Given these considerations, OOPD states the Office’s current policy that “for the purposes of orphan drug designation, OOPD will now consider systemic sclerosis to be a different disease or condition than localized scleroderma.” As such, “[s]ponsors requesting orphan drug designation for the use of their products for the treatment of systemic sclerosis will no longer be required to make the case that their product would not be effective in treating localized disease or include the patients with localized disease in their prevalence estimate.” This policy went into effect on April 3, 2013. Several weeks later, on May 14, 2013, OOPD designated Sanofi’s 2-[4-methoxy-3-(2-m-tolyl-ethoxy)-benzoylamino]-indan-2-carboxylic acid for the treatment of patients with systemic sclerosis. The designation followed the EMA’s March 12, 2013 orphan drug designation of the product for the treatment of systemic sclerosis (see here).
Pulmonary Hypertension as the Subject of a Request for Orphan Drug Designation. The World Health Organization (“WHO”) describes pulmonary hypertension as “a condition in which there is high blood pressure in the lung arteries,” and has divided the disease into five groups based on the cause of the condition and treatment options. Historically, OOPD has designated products for the treatment of Pulmonary Arterial Hypertension (“PAH”), generally; however, as the Office notes in the SOPP, “it was not clear if PAH was treated as a different disease or condition from the other WHO groups of pulmonary hypertension or if PAH was treated as an orphan subset of pulmonary hypertension.”

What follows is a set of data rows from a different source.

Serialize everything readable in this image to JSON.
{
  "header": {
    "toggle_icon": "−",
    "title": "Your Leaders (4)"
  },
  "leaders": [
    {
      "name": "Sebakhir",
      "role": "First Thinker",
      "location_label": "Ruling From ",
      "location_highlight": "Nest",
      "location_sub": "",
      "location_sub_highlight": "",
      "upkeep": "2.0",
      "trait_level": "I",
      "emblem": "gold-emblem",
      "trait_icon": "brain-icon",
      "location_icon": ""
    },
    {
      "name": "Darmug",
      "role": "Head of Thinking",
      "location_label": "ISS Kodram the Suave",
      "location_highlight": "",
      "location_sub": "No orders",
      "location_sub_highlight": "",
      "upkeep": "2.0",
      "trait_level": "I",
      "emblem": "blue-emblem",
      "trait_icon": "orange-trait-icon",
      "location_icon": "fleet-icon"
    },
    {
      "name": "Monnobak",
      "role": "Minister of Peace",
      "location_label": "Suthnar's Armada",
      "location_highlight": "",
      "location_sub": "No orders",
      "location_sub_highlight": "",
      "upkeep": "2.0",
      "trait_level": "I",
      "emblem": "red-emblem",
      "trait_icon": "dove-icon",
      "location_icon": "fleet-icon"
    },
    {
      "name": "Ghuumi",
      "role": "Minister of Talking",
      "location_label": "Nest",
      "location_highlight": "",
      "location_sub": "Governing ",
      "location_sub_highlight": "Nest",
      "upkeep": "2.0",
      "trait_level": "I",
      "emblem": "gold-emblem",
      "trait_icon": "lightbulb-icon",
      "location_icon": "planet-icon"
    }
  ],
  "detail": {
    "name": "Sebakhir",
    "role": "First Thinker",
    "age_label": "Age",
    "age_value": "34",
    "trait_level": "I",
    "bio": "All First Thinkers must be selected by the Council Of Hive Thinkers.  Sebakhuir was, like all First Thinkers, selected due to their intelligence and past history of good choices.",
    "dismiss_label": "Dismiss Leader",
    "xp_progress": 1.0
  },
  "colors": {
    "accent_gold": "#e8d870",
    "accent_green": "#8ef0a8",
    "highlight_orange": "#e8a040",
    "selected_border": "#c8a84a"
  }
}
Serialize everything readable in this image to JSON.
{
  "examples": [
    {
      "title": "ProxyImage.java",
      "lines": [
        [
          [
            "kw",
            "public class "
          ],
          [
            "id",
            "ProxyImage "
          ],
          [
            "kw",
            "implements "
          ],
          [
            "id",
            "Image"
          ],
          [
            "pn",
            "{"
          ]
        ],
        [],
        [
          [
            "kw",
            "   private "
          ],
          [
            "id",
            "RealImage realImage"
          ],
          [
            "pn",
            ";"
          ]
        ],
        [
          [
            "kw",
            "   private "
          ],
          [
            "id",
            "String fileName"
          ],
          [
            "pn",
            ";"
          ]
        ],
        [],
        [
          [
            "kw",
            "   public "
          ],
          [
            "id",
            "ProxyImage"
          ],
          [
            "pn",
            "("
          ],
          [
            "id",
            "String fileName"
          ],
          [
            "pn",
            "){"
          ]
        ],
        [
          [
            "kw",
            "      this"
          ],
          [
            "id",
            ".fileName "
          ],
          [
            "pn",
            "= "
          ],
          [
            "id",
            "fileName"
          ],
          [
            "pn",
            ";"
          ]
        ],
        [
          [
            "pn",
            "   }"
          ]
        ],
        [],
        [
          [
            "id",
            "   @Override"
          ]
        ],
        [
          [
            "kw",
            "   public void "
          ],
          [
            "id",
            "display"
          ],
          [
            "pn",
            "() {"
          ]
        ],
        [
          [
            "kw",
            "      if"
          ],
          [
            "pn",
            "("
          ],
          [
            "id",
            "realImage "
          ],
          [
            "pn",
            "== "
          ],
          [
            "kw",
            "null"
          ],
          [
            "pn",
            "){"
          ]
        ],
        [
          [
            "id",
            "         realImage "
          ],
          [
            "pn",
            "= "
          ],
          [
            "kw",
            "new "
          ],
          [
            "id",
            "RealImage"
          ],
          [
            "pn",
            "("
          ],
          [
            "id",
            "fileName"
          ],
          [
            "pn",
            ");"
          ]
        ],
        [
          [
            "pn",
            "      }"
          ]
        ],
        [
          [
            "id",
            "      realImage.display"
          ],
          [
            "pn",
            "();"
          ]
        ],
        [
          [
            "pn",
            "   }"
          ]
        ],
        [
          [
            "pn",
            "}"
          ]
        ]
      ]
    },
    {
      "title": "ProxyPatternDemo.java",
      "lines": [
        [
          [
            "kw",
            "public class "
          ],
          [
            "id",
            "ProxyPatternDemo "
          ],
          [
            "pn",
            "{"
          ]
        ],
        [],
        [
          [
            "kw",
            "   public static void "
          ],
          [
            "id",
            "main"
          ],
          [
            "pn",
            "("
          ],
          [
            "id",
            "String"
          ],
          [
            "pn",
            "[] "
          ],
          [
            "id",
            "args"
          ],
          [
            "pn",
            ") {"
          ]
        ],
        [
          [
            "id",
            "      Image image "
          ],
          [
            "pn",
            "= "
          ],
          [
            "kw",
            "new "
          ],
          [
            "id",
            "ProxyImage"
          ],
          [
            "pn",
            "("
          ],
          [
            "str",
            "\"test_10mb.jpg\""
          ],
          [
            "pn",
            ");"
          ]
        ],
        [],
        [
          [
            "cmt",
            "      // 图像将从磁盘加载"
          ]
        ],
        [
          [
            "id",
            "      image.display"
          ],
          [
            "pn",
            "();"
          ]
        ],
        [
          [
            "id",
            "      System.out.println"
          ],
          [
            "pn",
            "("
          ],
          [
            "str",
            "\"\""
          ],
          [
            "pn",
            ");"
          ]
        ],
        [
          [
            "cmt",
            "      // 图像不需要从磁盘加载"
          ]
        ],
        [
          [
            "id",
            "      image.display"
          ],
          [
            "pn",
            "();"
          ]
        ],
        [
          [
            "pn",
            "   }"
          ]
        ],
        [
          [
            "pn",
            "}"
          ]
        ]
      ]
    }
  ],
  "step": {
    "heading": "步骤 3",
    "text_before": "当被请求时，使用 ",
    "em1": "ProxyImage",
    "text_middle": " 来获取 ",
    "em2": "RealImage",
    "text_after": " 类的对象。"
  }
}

After consulting the review division in FDA’s Center for Drug Evaluation and Research concerning what constituted the disease or condition when discussing pulmonary hypertension, “[i]t was determined that the results of studies of products intended for the treatment of pulmonary hypertension were not generalizable from one WHO classification of pulmonary hypertension to another,” and it was noted that the pathologies and treatments were different between groups. As a result, OOPD clarifies in the SOPP that the five WHO classifications of pulmonary hypertension represent different diseases or conditions for orphan drug designation purposes. “This clarification does not affect prior designations of products for [PAH] (WHO classification group I),” notes OOPD. As with scleroderma, OOPD refers to its European orphan drug counterparst to support its decision, stating that in Europe PAH is considered “to be a different disease or condition from other WHO classification groups of pulmonary hypertension,” and that products have been designated for PAH and for chronic thromboembolic pulmonary hypertension (WHO group 4). Moreover, says OOPD, European officials have “opined that it was supportable to consider the 5 groups that comprise the WHO classification of pulmonary hypertension to be different diseases or conditions for the purpose of orphan drug designation.”